Exercise directions:
Counting only lines below that hold "share", give the total alone.

(Element data from apps and pages)
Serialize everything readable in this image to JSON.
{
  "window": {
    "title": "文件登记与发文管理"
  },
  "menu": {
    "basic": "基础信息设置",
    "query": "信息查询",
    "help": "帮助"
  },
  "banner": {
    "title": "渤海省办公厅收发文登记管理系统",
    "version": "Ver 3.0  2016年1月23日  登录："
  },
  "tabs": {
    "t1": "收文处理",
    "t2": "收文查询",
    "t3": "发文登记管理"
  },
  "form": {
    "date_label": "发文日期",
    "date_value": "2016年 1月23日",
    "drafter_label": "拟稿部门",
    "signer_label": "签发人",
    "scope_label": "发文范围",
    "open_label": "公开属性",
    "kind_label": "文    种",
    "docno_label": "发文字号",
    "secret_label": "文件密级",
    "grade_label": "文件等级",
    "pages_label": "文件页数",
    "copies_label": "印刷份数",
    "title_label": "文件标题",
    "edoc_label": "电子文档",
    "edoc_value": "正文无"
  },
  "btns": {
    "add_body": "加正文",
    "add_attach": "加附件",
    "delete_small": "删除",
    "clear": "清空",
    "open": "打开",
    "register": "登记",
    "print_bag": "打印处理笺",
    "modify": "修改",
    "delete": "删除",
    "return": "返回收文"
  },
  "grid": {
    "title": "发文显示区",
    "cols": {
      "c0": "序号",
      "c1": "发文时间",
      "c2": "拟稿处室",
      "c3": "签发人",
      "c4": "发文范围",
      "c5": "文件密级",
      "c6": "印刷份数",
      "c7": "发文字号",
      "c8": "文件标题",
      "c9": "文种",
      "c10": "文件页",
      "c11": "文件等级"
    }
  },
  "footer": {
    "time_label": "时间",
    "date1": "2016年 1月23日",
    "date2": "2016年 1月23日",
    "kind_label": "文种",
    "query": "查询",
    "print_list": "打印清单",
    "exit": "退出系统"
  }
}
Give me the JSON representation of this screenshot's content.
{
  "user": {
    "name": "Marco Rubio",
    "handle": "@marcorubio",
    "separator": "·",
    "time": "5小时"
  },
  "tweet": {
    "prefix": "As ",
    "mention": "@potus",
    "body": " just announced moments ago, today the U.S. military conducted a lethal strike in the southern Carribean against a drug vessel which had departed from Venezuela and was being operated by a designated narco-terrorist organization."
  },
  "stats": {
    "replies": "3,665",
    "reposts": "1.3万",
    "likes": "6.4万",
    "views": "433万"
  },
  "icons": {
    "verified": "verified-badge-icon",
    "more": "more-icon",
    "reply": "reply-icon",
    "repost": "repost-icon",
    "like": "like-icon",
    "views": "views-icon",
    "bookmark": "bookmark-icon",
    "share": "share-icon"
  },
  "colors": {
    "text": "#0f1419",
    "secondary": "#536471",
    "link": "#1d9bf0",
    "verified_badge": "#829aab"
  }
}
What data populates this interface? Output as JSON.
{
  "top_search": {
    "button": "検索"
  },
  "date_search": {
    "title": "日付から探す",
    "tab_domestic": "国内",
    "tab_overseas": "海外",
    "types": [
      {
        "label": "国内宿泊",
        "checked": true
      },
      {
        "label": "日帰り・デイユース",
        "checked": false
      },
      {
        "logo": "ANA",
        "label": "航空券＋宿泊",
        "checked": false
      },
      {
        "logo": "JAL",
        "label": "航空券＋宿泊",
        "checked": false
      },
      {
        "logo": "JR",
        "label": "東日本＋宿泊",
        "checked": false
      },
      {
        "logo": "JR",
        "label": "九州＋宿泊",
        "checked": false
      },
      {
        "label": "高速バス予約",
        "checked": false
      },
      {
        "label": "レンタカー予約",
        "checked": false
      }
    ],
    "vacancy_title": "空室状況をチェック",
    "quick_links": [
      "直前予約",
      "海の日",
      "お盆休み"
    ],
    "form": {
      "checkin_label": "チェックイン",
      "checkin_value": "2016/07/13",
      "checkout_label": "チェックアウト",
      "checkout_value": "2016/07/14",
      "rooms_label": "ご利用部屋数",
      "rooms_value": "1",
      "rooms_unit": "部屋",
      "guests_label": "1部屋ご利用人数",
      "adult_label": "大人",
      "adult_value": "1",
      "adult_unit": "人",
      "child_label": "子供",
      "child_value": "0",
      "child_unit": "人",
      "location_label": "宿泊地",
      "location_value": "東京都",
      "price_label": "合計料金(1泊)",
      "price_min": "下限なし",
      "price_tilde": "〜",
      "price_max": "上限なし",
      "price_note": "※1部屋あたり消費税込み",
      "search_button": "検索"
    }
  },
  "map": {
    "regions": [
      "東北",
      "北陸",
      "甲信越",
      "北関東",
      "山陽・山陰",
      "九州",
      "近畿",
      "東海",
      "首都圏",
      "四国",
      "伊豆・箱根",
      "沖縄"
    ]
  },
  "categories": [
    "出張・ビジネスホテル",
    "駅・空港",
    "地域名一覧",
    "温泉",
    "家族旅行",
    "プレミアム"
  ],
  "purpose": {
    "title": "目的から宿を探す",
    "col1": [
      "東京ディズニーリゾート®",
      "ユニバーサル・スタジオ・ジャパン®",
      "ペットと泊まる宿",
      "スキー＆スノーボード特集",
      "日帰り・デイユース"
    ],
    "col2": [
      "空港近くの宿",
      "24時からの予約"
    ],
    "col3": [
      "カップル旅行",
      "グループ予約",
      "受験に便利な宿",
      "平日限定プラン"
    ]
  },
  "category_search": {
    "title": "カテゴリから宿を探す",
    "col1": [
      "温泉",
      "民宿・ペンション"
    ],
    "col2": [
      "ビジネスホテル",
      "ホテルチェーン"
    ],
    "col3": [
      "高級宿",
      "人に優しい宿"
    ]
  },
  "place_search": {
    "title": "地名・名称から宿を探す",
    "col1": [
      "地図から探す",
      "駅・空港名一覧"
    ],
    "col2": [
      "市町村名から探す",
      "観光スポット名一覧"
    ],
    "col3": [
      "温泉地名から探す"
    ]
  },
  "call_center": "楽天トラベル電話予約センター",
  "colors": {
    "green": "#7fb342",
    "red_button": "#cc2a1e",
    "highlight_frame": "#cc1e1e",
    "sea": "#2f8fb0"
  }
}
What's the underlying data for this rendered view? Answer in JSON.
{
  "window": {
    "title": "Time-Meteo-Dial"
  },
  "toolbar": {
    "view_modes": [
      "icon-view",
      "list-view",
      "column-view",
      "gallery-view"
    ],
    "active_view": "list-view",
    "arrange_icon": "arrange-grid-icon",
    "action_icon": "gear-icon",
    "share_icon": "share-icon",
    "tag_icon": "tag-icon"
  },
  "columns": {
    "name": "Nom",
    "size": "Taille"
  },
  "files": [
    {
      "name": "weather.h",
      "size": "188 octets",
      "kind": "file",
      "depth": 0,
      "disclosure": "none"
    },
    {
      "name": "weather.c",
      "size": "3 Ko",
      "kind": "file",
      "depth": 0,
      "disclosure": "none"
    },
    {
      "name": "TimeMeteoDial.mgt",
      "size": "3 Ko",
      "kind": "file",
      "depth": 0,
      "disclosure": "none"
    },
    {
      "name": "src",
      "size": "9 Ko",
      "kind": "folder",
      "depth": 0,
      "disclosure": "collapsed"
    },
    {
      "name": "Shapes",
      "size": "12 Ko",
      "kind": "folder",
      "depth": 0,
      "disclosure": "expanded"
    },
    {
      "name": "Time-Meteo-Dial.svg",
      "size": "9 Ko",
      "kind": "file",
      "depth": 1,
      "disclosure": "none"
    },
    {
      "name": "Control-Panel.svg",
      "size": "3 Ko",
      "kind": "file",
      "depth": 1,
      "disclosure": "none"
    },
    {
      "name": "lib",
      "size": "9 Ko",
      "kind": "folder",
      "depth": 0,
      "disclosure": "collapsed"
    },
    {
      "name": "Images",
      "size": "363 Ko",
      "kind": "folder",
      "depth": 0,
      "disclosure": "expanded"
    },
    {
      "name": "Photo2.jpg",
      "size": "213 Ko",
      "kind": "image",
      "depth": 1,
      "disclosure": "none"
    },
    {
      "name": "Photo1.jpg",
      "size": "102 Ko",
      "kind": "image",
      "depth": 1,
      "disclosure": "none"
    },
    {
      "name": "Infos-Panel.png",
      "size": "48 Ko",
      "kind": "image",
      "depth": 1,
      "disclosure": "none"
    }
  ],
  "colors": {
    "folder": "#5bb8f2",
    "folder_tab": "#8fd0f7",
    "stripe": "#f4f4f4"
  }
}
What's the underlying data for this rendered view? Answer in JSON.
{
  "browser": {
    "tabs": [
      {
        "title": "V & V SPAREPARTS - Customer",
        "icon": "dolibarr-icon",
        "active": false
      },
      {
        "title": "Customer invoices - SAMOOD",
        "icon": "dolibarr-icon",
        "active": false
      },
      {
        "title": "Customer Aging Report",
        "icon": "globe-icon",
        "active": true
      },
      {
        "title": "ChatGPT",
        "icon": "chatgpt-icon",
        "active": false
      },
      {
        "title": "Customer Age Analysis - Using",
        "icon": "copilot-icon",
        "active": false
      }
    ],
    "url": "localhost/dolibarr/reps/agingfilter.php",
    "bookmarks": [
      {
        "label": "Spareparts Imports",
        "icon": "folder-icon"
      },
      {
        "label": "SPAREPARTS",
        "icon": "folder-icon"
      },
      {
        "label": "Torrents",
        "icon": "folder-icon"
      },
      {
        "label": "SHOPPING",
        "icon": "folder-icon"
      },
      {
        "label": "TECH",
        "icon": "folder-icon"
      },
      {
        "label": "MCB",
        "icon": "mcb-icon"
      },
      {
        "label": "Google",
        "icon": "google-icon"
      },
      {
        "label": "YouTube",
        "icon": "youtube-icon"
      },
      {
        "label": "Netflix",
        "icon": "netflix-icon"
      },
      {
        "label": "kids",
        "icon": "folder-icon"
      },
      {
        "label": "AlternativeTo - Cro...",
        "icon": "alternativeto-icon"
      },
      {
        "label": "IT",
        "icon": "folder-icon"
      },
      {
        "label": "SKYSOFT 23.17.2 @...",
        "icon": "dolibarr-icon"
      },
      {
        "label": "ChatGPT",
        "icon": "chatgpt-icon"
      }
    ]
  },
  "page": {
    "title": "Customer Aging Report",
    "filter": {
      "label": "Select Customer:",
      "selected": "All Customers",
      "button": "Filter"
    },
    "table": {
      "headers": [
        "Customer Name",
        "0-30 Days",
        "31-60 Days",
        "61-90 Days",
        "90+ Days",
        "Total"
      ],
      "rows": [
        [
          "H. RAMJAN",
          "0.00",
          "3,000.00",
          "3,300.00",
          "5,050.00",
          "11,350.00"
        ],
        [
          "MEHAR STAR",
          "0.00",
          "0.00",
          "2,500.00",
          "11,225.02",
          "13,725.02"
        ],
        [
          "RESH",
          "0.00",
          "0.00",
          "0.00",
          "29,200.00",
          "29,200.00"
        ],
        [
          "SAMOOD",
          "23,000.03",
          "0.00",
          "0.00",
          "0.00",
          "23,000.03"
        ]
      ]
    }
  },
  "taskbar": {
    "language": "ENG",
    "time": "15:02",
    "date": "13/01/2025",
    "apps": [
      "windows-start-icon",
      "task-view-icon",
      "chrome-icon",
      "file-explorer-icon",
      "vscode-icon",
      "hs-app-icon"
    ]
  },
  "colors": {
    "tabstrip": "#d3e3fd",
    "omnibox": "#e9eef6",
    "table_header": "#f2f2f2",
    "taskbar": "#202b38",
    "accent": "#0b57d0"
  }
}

Answer box:
2